Hezekiah's was the effectual prayer of a righteous man. It was effectual because it was right-minded. Had he gone to the Lord in an unacceptable spirit, he would have met with a very different response. Our prayers may be unexceptionable, so far as time, place, demeanour, and even language are concerned, and yet they may be fruitless, because our mind is not attuned to the true spirit of devotion. We have here five features which should always characterize our approach to God.
I. A DEEP SENSE OF THE DIVINE PRESENCE. "That dwellest between the cherubim;" i.e. the God that has come down and has taken up his abode in the midst of us - a God at hand and not afar off. Hezekiah spread the letter before the Lord (ver. 14), before the Present One. It is a point of the first importance that we should feel, in prayer, that God is with us in very deed and truth; that we stand in his near presence; that the angels who inhabit the heavenly kingdom are not more truly, though they may be more consciously, before him than are we as we take his Name on our lips and breathe our petitions into his ear.
II. A REVERENTIAL REMEMBRANCE OF HIS MAJESTY. "Thou art the God, even thou alone, of all the kingdoms of the earth." Our boldness in prayer (Hebrews 4:16) must stop short of anything like irreverence. Our Lord himself was "heard in that he feared (Hebrews 5:7); much more does it become us to think and to speak with holy awe when we address the Majesty of heaven; we must ever have in mind that it is the one only God, the Lord of hosts, the Infinite and Eternal One, to whom we are addressing ourselves (see Genesis 18:23-32).
III. FULL CONFIDENCE IN HIS DIVINE POWER. Thou hast made heaven and earth." To doubt God's power to interpose on our behalf, by whatever restraints we imagine that power to be limited, must be painful to him, and must invalidate our prayer. To have a firm assurance that God is able to sustain, to supply, to deliver us; to feel that no obstacles of any kind can prevent his interposition on our behalf, if he only sees it to be wise and right to intervene, is to be right-minded in devotion.
IV. A HOLY CONFIDENCE IN HIS DIVINE INTEREST IN US. Hezekiah addressed Jehovah as the "God of Israel" (ver. 16); i.e. the God who had a peculiar interest in Israel, "the chosen people," his own "inheritance," "a people near unto him" (Psalm 148:14). We place ourselves in accord with God's will concerning us, not when we presuppose that the most urgent entreaties have to be made to secure his interest in us and in our affairs, but rather when we assume the fact that we are the objects of his deep solicitude, that we are near to his heart, and that he is disposed to do all that is needful for our present well-being and future blessedness.
V. UNSELFISHNESS OF SPIRIT. Hezekiah pleaded with the Lord, not his own and his people's extremities, but the dishonour which had been cast o,, the Name of Jehovah, and the need there was for that Name to be glorified before the nations (vers. 17-20). We may plead with God our own necessities, both temporal and spiritual; but we are in the tree mood, in the right spirit, when we rise above all selfish considerations.
1. We do well to pray for our suffering and necessitous friends.
2. We do better to pray for our lost and perishing race.
3. We do best to pray for the extension of our Saviour's kingdom and the exaltation of his holy Name.
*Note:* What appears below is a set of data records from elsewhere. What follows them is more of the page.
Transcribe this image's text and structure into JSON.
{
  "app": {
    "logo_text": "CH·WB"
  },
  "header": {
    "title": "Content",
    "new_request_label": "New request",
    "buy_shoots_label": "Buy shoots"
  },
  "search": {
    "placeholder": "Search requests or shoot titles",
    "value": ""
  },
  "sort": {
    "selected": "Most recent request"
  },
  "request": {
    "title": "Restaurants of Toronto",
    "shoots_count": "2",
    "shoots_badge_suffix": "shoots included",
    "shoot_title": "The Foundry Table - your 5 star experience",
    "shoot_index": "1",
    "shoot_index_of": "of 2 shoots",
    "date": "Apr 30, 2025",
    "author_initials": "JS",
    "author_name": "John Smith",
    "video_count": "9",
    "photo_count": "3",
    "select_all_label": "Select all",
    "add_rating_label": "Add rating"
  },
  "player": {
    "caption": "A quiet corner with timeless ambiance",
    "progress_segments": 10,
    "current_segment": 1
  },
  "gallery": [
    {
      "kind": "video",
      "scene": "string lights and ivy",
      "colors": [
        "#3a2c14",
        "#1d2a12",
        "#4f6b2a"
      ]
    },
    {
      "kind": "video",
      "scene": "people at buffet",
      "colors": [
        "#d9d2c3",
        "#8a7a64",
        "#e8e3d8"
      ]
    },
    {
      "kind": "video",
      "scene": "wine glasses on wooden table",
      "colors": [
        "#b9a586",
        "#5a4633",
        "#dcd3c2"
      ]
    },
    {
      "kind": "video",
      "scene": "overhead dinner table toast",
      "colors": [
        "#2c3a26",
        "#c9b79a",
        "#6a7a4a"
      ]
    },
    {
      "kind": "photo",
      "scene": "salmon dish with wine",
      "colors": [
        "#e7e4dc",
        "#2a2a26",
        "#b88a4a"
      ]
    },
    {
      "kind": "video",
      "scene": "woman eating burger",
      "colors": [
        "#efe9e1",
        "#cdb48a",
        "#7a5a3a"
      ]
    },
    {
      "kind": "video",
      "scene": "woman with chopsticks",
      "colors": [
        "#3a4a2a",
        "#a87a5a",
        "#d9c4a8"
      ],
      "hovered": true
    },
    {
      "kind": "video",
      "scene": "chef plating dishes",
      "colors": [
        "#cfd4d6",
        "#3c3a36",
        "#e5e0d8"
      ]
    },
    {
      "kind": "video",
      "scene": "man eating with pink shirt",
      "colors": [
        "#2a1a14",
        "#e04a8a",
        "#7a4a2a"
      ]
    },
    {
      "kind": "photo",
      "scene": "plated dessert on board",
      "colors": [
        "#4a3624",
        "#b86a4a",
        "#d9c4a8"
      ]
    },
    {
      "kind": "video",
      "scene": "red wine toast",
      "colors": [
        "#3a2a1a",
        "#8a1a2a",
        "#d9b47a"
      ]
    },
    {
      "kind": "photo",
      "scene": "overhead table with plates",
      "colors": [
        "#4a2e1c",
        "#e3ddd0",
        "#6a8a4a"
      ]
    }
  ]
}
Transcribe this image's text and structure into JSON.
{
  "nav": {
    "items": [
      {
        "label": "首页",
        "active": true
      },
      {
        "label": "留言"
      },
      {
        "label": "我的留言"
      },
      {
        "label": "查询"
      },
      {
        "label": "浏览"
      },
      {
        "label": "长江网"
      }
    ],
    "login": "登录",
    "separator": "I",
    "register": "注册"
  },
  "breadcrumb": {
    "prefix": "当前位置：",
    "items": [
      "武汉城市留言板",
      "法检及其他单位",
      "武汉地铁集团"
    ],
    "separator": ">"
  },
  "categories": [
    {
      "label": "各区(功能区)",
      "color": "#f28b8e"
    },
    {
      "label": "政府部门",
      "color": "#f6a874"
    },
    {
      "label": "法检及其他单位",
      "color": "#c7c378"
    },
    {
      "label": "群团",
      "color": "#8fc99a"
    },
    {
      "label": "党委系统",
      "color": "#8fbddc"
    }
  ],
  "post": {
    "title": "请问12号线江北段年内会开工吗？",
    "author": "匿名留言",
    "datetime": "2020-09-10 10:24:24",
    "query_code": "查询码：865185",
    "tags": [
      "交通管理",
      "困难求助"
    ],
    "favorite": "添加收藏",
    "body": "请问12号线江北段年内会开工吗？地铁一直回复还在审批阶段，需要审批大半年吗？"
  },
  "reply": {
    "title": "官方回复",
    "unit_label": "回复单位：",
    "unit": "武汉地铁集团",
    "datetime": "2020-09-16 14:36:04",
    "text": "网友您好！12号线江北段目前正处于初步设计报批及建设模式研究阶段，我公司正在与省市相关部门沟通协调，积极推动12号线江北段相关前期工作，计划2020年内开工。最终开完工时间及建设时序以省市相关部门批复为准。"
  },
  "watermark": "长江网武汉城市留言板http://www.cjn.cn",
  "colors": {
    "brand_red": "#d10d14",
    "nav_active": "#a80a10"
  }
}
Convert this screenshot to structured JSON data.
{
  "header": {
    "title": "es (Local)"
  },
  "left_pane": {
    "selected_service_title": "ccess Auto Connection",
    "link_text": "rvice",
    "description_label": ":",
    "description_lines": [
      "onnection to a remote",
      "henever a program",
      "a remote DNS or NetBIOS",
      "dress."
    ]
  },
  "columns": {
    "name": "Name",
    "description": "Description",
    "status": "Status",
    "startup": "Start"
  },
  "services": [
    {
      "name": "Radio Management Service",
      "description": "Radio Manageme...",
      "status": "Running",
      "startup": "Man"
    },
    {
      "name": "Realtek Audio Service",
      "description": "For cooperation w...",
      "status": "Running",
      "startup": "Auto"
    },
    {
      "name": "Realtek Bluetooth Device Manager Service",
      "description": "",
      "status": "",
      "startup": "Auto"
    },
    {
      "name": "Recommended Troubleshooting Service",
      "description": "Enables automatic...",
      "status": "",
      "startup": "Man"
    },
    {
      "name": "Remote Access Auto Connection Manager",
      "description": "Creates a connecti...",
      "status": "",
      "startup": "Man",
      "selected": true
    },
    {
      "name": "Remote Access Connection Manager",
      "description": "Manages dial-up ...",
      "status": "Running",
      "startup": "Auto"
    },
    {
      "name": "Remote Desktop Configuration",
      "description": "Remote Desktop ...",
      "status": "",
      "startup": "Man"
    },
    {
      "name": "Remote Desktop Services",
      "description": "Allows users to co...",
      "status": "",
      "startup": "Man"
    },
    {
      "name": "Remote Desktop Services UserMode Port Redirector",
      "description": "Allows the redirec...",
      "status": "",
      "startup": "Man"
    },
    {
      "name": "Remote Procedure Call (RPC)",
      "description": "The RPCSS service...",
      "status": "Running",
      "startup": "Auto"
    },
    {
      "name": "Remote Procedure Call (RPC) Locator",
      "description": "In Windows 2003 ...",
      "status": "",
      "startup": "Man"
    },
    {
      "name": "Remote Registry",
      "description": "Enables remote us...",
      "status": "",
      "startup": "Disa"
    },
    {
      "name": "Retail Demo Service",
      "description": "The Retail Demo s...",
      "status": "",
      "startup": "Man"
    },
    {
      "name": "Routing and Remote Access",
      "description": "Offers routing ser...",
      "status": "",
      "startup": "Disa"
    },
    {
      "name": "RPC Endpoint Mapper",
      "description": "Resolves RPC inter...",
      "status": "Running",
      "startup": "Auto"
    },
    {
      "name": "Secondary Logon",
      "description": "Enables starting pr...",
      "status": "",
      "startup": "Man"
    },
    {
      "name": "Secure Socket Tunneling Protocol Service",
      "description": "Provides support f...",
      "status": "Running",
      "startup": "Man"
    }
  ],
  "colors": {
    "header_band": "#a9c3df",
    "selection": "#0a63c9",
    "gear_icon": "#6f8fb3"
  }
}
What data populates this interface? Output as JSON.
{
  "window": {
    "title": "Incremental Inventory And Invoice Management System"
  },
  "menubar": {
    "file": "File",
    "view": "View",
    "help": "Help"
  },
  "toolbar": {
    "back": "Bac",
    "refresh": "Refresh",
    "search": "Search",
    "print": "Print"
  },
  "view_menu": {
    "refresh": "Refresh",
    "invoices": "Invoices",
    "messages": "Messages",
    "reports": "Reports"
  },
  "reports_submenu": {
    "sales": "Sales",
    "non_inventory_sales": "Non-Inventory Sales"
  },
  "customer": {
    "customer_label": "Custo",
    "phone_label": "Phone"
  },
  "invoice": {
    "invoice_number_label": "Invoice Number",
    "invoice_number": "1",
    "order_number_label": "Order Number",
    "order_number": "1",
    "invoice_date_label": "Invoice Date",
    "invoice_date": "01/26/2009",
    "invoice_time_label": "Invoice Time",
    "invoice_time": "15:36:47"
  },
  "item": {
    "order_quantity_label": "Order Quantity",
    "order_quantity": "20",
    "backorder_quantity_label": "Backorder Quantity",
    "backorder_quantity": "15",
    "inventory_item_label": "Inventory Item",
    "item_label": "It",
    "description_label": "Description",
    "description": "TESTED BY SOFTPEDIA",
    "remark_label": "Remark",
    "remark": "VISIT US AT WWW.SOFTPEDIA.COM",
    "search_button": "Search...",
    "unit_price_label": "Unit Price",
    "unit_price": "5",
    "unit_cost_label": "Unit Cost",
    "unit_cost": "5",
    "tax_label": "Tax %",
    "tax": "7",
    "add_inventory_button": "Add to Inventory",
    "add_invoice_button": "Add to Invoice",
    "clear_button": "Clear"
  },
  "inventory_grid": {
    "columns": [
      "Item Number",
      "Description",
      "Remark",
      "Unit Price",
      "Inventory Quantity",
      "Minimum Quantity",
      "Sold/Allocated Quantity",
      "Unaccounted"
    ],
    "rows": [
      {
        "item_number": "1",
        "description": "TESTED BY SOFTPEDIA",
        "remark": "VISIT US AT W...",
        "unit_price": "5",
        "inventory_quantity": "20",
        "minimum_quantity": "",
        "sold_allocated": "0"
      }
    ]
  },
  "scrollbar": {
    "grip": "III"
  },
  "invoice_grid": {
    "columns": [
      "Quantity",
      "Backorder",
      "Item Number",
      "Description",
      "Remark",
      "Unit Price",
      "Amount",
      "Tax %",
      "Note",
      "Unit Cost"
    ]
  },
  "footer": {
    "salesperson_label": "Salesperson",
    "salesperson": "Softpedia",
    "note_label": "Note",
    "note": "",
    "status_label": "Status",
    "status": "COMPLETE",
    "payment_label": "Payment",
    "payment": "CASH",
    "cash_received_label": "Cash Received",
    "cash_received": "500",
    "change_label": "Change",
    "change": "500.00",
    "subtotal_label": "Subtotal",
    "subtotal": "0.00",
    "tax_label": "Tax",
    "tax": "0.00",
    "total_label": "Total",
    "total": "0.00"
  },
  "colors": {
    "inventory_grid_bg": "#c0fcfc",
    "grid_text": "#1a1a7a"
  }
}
The prayer which the Lord taught his disciples may teach us the "order of merit" in regard to our desires when we bow down at the throne of grace. - C.
Parallel VersesKJV: And Hezekiah received the letter from the hand of the messengers, and read it: and Hezekiah went up unto the house of the LORD, and spread it before the LORD.